» **Study material**
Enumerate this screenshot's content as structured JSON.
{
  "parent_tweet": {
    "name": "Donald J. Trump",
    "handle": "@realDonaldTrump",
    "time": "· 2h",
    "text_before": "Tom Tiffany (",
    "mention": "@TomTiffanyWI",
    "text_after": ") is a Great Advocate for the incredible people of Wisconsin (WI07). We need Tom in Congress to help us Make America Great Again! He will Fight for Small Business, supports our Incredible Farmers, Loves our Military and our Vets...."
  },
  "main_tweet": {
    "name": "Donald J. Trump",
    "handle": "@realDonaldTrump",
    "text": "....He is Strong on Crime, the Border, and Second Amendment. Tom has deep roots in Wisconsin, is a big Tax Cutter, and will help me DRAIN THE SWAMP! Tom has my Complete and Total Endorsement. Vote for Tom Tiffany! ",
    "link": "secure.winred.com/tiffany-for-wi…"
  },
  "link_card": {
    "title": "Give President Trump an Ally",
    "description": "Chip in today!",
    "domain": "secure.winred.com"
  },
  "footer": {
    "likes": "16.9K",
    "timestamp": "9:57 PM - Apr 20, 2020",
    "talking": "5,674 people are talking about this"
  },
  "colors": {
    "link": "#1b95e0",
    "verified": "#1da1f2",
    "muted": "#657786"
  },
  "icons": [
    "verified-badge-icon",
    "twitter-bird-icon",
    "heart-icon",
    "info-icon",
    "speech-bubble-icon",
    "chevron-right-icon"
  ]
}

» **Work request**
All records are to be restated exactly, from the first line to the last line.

» **Solution to the problem**
Enumerate this screenshot's content as structured JSON.
{
  "parent_tweet": {
    "name": "Donald J. Trump",
    "handle": "@realDonaldTrump",
    "time": "· 2h",
    "text_before": "Tom Tiffany (",
    "mention": "@TomTiffanyWI",
    "text_after": ") is a Great Advocate for the incredible people of Wisconsin (WI07). We need Tom in Congress to help us Make America Great Again! He will Fight for Small Business, supports our Incredible Farmers, Loves our Military and our Vets...."
  },
  "main_tweet": {
    "name": "Donald J. Trump",
    "handle": "@realDonaldTrump",
    "text": "....He is Strong on Crime, the Border, and Second Amendment. Tom has deep roots in Wisconsin, is a big Tax Cutter, and will help me DRAIN THE SWAMP! Tom has my Complete and Total Endorsement. Vote for Tom Tiffany! ",
    "link": "secure.winred.com/tiffany-for-wi…"
  },
  "link_card": {
    "title": "Give President Trump an Ally",
    "description": "Chip in today!",
    "domain": "secure.winred.com"
  },
  "footer": {
    "likes": "16.9K",
    "timestamp": "9:57 PM - Apr 20, 2020",
    "talking": "5,674 people are talking about this"
  },
  "colors": {
    "link": "#1b95e0",
    "verified": "#1da1f2",
    "muted": "#657786"
  },
  "icons": [
    "verified-badge-icon",
    "twitter-bird-icon",
    "heart-icon",
    "info-icon",
    "speech-bubble-icon",
    "chevron-right-icon"
  ]
}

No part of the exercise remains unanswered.